The sighting of the moon marks the beginning of the Islamic month of Dhu Al-Hijjah, during which the Hajj pilgrimage is performed, and is followed by Eid Al-Adha.

The Supreme Court asked that anyone who sights the moon, whether with their own eyes or through a telescope, report to the nearest court and register their testimony.

Moreover, whoever does sight the moon will join a moon sighting committee in Saudi Arabia, according to SPA.

Hajj, one of Islam's five pillars, is the pilgrimage to Makkah in Saudi Arabia that every Muslim must make at least once in their lifetime if they are able.


Jazan governor attends signing ceremony for improved services for Saudi Autism Society

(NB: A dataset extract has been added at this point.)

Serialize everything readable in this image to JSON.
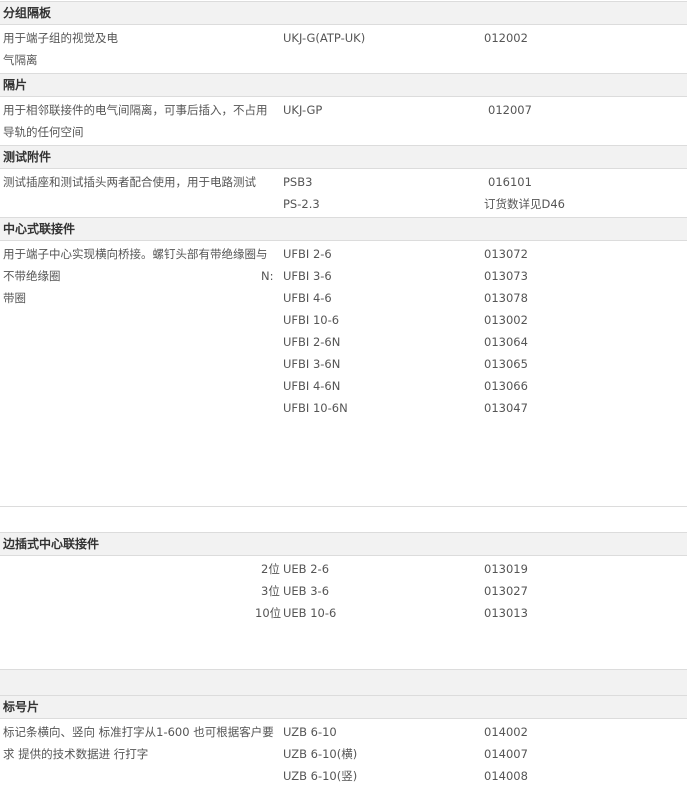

 Jazan governor attends signing ceremony for improved services for Saudi Autism Society
Updated 28 June 2022

Jazan governor attends signing ceremony for improved services for Saudi Autism Society

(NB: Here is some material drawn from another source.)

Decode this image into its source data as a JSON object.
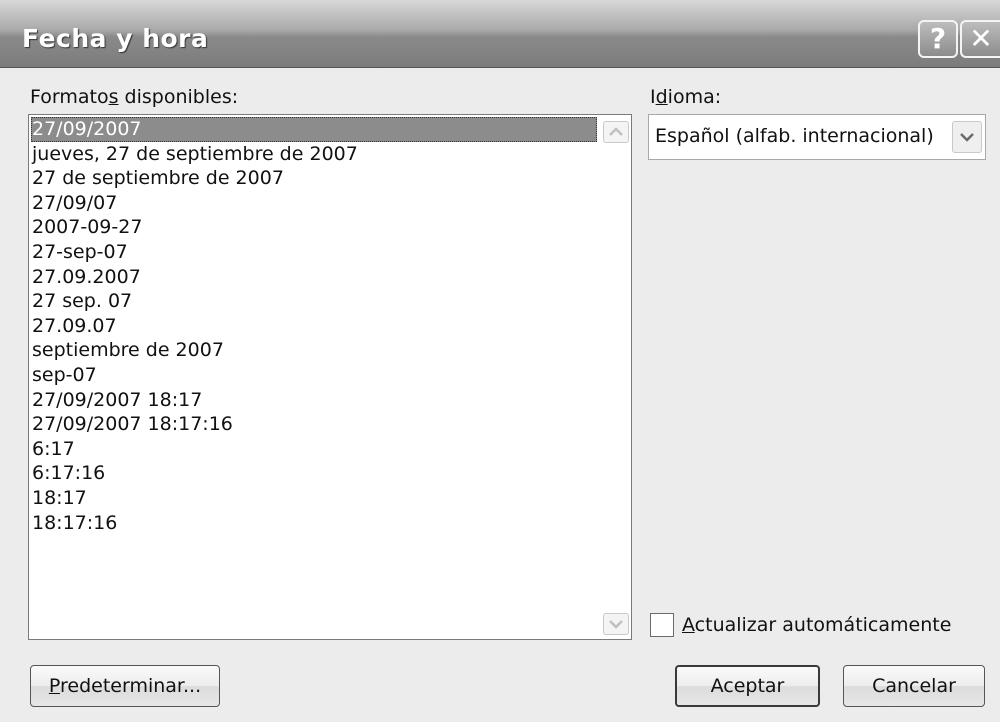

 Jazan governor attends signing ceremony for improved services for Saudi Autism Society
  • The agreement aims to provide the best services for the autistic community in Jazan across health, education and training fields

JAZAN: Prince Muhammad bin Nasser bin Abdulaziz, Governor of Jazan, along with Prince Muhammad bin Abdulaziz bin Muhammad bin Abdulaziz, Deputy Governor, attended a ceremony for the signing of an agreement between the Saudi Autism Society, Jazan University, the Ministry of Development and Human Resources of Jazan and the General Administration of Education and Health of Jazan on Tuesday.

Dr. Issa bin Yahya Al-Banawi, the Deputy for Developmental Affairs, also attended the ceremony, Saudi Press Agency (SPA) reported.

The prince gave a speech in which he explained the agreement's aim of providing the best services for the autistic community in Jazan across various health, educational, rehabilitation, and training fields.

The prince emphasized the significance of these services in conducting research, as well as providing supervisory advice, an exchange of experiences, and rehabilitation areas for people on the autism spectrum.

He also emphasized the importance of long-term collaboration among the various parties in achieving these goals.


Saudi King Salman orders state sectors to serve pilgrims during Hajj to the best of their ability

Saudi King Salman orders state sectors to serve pilgrims during Hajj to the best of their ability
Updated 28 June 2022

Saudi King Salman orders state sectors to serve pilgrims during Hajj to the best of their ability

Saudi King Salman orders state sectors to serve pilgrims during Hajj to the best of their ability

RIYADH: Saudi King Salman ordered state sectors to serve the pilgrims during Hajj to the best of their ability during a cabinet meeting he chaired at Al-Salam Royal Palace on Tuesday, Saudi news agency (SPA) reported.

“Serving Hajj and Umrah pilgrims has been at the forefront of the Kingdom’s priority since its establishment and still is. We are proud to continue this mission with the highest competency,” King Salman said in a statement.

Saudi Arabia earlier said it permitted over one million pilgrims from overseas to perform Hajj this year for the first time in two years of COVID-19 restrictions, which limited the pilgrimage to residents of the Kingdom.

King Salman urged sectors to work according to the organizational and operational plans set in place for this year's pilgrimage to ensure a safe and spiritual Hajj experience.

As of Sunday, a total of 282,523 pilgrims from all over the world arrived in Madinah for Hajj, authorities earlier reported.

During the meeting, the cabinet was also briefed on the results of Saudi Crown Prince Mohammed bin Salman’s recent regional tour to Egypt, Jordan and Turkey.